*Work to complete:* Every record must be reproduced exactly. Leave none out.

*Records:*
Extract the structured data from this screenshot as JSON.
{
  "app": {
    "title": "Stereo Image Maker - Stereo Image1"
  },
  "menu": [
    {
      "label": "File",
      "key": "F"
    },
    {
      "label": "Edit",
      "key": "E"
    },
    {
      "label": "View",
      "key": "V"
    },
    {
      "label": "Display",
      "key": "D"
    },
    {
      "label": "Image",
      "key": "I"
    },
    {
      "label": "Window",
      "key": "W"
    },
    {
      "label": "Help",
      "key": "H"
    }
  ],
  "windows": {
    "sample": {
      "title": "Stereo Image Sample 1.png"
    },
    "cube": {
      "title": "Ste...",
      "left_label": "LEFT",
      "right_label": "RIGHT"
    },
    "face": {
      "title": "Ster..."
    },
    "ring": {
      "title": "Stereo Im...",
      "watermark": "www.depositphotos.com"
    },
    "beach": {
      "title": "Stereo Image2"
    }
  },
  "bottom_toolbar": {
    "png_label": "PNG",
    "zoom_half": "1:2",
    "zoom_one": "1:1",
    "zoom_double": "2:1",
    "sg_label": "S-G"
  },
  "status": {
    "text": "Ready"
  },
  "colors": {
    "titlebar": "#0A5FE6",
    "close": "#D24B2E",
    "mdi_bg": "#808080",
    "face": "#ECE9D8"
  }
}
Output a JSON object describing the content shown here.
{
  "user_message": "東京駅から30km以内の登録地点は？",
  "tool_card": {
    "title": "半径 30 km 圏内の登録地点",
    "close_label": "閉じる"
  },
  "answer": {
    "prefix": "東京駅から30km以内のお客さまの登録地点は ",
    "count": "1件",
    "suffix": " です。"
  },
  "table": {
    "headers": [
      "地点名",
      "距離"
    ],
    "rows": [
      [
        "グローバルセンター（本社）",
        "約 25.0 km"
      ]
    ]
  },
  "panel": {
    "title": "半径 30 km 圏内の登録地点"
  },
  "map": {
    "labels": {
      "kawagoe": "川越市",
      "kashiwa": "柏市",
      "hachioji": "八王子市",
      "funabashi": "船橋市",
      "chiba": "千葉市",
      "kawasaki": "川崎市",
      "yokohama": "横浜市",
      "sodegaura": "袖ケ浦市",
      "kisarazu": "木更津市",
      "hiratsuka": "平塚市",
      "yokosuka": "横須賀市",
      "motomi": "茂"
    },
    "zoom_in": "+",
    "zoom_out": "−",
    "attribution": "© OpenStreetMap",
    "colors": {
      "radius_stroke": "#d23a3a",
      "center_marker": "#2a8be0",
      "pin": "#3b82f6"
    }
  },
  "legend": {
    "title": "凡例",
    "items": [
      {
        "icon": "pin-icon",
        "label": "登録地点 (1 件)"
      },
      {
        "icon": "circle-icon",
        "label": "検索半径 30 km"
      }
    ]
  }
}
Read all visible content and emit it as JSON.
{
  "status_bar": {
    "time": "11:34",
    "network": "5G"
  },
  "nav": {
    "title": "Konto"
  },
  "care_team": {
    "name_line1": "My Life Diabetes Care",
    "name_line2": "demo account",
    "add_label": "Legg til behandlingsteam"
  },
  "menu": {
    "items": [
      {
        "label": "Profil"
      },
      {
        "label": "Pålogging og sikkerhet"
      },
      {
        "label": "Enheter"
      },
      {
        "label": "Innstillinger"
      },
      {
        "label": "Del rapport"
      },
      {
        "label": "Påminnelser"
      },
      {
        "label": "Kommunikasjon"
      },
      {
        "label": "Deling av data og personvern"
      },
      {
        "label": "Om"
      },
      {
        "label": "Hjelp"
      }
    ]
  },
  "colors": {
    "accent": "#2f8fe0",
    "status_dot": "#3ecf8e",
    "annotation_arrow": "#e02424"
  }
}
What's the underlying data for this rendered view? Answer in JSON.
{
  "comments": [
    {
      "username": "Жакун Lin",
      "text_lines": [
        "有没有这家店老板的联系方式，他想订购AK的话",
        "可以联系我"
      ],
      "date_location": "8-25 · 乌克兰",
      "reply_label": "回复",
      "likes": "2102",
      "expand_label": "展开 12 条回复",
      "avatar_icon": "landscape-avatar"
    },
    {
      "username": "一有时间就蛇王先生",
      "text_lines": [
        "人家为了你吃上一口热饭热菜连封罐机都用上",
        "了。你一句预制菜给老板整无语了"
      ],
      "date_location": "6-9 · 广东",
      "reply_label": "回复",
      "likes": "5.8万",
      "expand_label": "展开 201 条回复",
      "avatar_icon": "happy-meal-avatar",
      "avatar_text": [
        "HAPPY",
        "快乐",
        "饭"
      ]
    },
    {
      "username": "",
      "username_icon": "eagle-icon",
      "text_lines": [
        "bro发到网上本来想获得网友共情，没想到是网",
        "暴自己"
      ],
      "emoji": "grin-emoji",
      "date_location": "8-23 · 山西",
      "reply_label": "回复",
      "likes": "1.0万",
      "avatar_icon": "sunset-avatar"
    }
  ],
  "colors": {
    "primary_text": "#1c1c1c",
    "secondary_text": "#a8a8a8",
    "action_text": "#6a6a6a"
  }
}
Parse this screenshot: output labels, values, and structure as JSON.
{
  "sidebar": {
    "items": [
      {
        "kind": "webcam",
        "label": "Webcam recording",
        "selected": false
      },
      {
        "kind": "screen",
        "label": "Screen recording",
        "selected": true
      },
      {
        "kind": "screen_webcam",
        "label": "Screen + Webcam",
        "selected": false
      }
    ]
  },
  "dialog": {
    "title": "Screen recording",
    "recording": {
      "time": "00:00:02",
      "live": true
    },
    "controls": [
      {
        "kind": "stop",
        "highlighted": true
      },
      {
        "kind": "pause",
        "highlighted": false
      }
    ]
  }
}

*Solution for this exercise:*
Extract the structured data from this screenshot as JSON.
{
  "app": {
    "title": "Stereo Image Maker - Stereo Image1"
  },
  "menu": [
    {
      "label": "File",
      "key": "F"
    },
    {
      "label": "Edit",
      "key": "E"
    },
    {
      "label": "View",
      "key": "V"
    },
    {
      "label": "Display",
      "key": "D"
    },
    {
      "label": "Image",
      "key": "I"
    },
    {
      "label": "Window",
      "key": "W"
    },
    {
      "label": "Help",
      "key": "H"
    }
  ],
  "windows": {
    "sample": {
      "title": "Stereo Image Sample 1.png"
    },
    "cube": {
      "title": "Ste...",
      "left_label": "LEFT",
      "right_label": "RIGHT"
    },
    "face": {
      "title": "Ster..."
    },
    "ring": {
      "title": "Stereo Im...",
      "watermark": "www.depositphotos.com"
    },
    "beach": {
      "title": "Stereo Image2"
    }
  },
  "bottom_toolbar": {
    "png_label": "PNG",
    "zoom_half": "1:2",
    "zoom_one": "1:1",
    "zoom_double": "2:1",
    "sg_label": "S-G"
  },
  "status": {
    "text": "Ready"
  },
  "colors": {
    "titlebar": "#0A5FE6",
    "close": "#D24B2E",
    "mdi_bg": "#808080",
    "face": "#ECE9D8"
  }
}
Output a JSON object describing the content shown here.
{
  "user_message": "東京駅から30km以内の登録地点は？",
  "tool_card": {
    "title": "半径 30 km 圏内の登録地点",
    "close_label": "閉じる"
  },
  "answer": {
    "prefix": "東京駅から30km以内のお客さまの登録地点は ",
    "count": "1件",
    "suffix": " です。"
  },
  "table": {
    "headers": [
      "地点名",
      "距離"
    ],
    "rows": [
      [
        "グローバルセンター（本社）",
        "約 25.0 km"
      ]
    ]
  },
  "panel": {
    "title": "半径 30 km 圏内の登録地点"
  },
  "map": {
    "labels": {
      "kawagoe": "川越市",
      "kashiwa": "柏市",
      "hachioji": "八王子市",
      "funabashi": "船橋市",
      "chiba": "千葉市",
      "kawasaki": "川崎市",
      "yokohama": "横浜市",
      "sodegaura": "袖ケ浦市",
      "kisarazu": "木更津市",
      "hiratsuka": "平塚市",
      "yokosuka": "横須賀市",
      "motomi": "茂"
    },
    "zoom_in": "+",
    "zoom_out": "−",
    "attribution": "© OpenStreetMap",
    "colors": {
      "radius_stroke": "#d23a3a",
      "center_marker": "#2a8be0",
      "pin": "#3b82f6"
    }
  },
  "legend": {
    "title": "凡例",
    "items": [
      {
        "icon": "pin-icon",
        "label": "登録地点 (1 件)"
      },
      {
        "icon": "circle-icon",
        "label": "検索半径 30 km"
      }
    ]
  }
}
Read all visible content and emit it as JSON.
{
  "status_bar": {
    "time": "11:34",
    "network": "5G"
  },
  "nav": {
    "title": "Konto"
  },
  "care_team": {
    "name_line1": "My Life Diabetes Care",
    "name_line2": "demo account",
    "add_label": "Legg til behandlingsteam"
  },
  "menu": {
    "items": [
      {
        "label": "Profil"
      },
      {
        "label": "Pålogging og sikkerhet"
      },
      {
        "label": "Enheter"
      },
      {
        "label": "Innstillinger"
      },
      {
        "label": "Del rapport"
      },
      {
        "label": "Påminnelser"
      },
      {
        "label": "Kommunikasjon"
      },
      {
        "label": "Deling av data og personvern"
      },
      {
        "label": "Om"
      },
      {
        "label": "Hjelp"
      }
    ]
  },
  "colors": {
    "accent": "#2f8fe0",
    "status_dot": "#3ecf8e",
    "annotation_arrow": "#e02424"
  }
}
What's the underlying data for this rendered view? Answer in JSON.
{
  "comments": [
    {
      "username": "Жакун Lin",
      "text_lines": [
        "有没有这家店老板的联系方式，他想订购AK的话",
        "可以联系我"
      ],
      "date_location": "8-25 · 乌克兰",
      "reply_label": "回复",
      "likes": "2102",
      "expand_label": "展开 12 条回复",
      "avatar_icon": "landscape-avatar"
    },
    {
      "username": "一有时间就蛇王先生",
      "text_lines": [
        "人家为了你吃上一口热饭热菜连封罐机都用上",
        "了。你一句预制菜给老板整无语了"
      ],
      "date_location": "6-9 · 广东",
      "reply_label": "回复",
      "likes": "5.8万",
      "expand_label": "展开 201 条回复",
      "avatar_icon": "happy-meal-avatar",
      "avatar_text": [
        "HAPPY",
        "快乐",
        "饭"
      ]
    },
    {
      "username": "",
      "username_icon": "eagle-icon",
      "text_lines": [
        "bro发到网上本来想获得网友共情，没想到是网",
        "暴自己"
      ],
      "emoji": "grin-emoji",
      "date_location": "8-23 · 山西",
      "reply_label": "回复",
      "likes": "1.0万",
      "avatar_icon": "sunset-avatar"
    }
  ],
  "colors": {
    "primary_text": "#1c1c1c",
    "secondary_text": "#a8a8a8",
    "action_text": "#6a6a6a"
  }
}
Parse this screenshot: output labels, values, and structure as JSON.
{
  "sidebar": {
    "items": [
      {
        "kind": "webcam",
        "label": "Webcam recording",
        "selected": false
      },
      {
        "kind": "screen",
        "label": "Screen recording",
        "selected": true
      },
      {
        "kind": "screen_webcam",
        "label": "Screen + Webcam",
        "selected": false
      }
    ]
  },
  "dialog": {
    "title": "Screen recording",
    "recording": {
      "time": "00:00:02",
      "live": true
    },
    "controls": [
      {
        "kind": "stop",
        "highlighted": true
      },
      {
        "kind": "pause",
        "highlighted": false
      }
    ]
  }
}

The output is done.